TASK DIRECTIONS »
I need all the entries repeated exactly as written.

Page and application data records »
────────────────

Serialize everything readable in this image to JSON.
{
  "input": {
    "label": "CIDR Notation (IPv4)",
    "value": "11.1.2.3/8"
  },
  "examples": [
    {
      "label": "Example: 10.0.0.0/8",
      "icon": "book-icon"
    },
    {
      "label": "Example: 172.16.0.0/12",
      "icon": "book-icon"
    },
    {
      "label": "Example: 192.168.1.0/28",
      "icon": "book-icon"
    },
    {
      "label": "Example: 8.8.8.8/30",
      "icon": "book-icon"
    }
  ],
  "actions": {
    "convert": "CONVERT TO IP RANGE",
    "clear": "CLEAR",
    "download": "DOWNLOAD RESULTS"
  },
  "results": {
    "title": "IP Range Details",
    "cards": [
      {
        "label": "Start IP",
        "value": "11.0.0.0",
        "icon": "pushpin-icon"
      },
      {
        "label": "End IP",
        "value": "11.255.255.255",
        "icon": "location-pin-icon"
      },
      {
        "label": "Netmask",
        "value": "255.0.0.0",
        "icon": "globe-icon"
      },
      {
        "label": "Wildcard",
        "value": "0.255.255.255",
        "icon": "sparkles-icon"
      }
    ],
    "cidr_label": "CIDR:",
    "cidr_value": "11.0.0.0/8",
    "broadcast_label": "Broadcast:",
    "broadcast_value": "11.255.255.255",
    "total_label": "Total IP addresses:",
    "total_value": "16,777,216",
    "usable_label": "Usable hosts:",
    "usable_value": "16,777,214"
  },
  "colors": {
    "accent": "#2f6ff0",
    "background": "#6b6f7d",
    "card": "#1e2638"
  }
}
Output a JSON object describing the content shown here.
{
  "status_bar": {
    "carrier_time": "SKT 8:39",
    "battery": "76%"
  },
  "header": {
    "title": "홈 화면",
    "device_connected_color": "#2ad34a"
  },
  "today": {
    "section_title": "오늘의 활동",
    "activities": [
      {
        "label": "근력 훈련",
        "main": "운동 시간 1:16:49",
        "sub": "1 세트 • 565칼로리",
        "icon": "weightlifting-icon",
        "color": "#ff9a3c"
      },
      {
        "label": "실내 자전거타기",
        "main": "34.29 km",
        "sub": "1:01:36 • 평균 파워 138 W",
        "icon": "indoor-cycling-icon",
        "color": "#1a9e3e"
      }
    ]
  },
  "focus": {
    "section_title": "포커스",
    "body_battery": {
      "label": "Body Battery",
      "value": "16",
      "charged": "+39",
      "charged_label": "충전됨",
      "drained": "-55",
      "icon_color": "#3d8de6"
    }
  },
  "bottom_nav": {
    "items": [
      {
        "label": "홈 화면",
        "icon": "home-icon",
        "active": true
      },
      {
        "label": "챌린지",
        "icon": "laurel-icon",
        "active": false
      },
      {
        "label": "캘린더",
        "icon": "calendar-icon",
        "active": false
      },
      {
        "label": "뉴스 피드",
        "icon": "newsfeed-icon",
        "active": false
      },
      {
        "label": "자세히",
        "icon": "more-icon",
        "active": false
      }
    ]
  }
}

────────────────

RESULT »
Serialize everything readable in this image to JSON.
{
  "input": {
    "label": "CIDR Notation (IPv4)",
    "value": "11.1.2.3/8"
  },
  "examples": [
    {
      "label": "Example: 10.0.0.0/8",
      "icon": "book-icon"
    },
    {
      "label": "Example: 172.16.0.0/12",
      "icon": "book-icon"
    },
    {
      "label": "Example: 192.168.1.0/28",
      "icon": "book-icon"
    },
    {
      "label": "Example: 8.8.8.8/30",
      "icon": "book-icon"
    }
  ],
  "actions": {
    "convert": "CONVERT TO IP RANGE",
    "clear": "CLEAR",
    "download": "DOWNLOAD RESULTS"
  },
  "results": {
    "title": "IP Range Details",
    "cards": [
      {
        "label": "Start IP",
        "value": "11.0.0.0",
        "icon": "pushpin-icon"
      },
      {
        "label": "End IP",
        "value": "11.255.255.255",
        "icon": "location-pin-icon"
      },
      {
        "label": "Netmask",
        "value": "255.0.0.0",
        "icon": "globe-icon"
      },
      {
        "label": "Wildcard",
        "value": "0.255.255.255",
        "icon": "sparkles-icon"
      }
    ],
    "cidr_label": "CIDR:",
    "cidr_value": "11.0.0.0/8",
    "broadcast_label": "Broadcast:",
    "broadcast_value": "11.255.255.255",
    "total_label": "Total IP addresses:",
    "total_value": "16,777,216",
    "usable_label": "Usable hosts:",
    "usable_value": "16,777,214"
  },
  "colors": {
    "accent": "#2f6ff0",
    "background": "#6b6f7d",
    "card": "#1e2638"
  }
}
Output a JSON object describing the content shown here.
{
  "status_bar": {
    "carrier_time": "SKT 8:39",
    "battery": "76%"
  },
  "header": {
    "title": "홈 화면",
    "device_connected_color": "#2ad34a"
  },
  "today": {
    "section_title": "오늘의 활동",
    "activities": [
      {
        "label": "근력 훈련",
        "main": "운동 시간 1:16:49",
        "sub": "1 세트 • 565칼로리",
        "icon": "weightlifting-icon",
        "color": "#ff9a3c"
      },
      {
        "label": "실내 자전거타기",
        "main": "34.29 km",
        "sub": "1:01:36 • 평균 파워 138 W",
        "icon": "indoor-cycling-icon",
        "color": "#1a9e3e"
      }
    ]
  },
  "focus": {
    "section_title": "포커스",
    "body_battery": {
      "label": "Body Battery",
      "value": "16",
      "charged": "+39",
      "charged_label": "충전됨",
      "drained": "-55",
      "icon_color": "#3d8de6"
    }
  },
  "bottom_nav": {
    "items": [
      {
        "label": "홈 화면",
        "icon": "home-icon",
        "active": true
      },
      {
        "label": "챌린지",
        "icon": "laurel-icon",
        "active": false
      },
      {
        "label": "캘린더",
        "icon": "calendar-icon",
        "active": false
      },
      {
        "label": "뉴스 피드",
        "icon": "newsfeed-icon",
        "active": false
      },
      {
        "label": "자세히",
        "icon": "more-icon",
        "active": false
      }
    ]
  }
}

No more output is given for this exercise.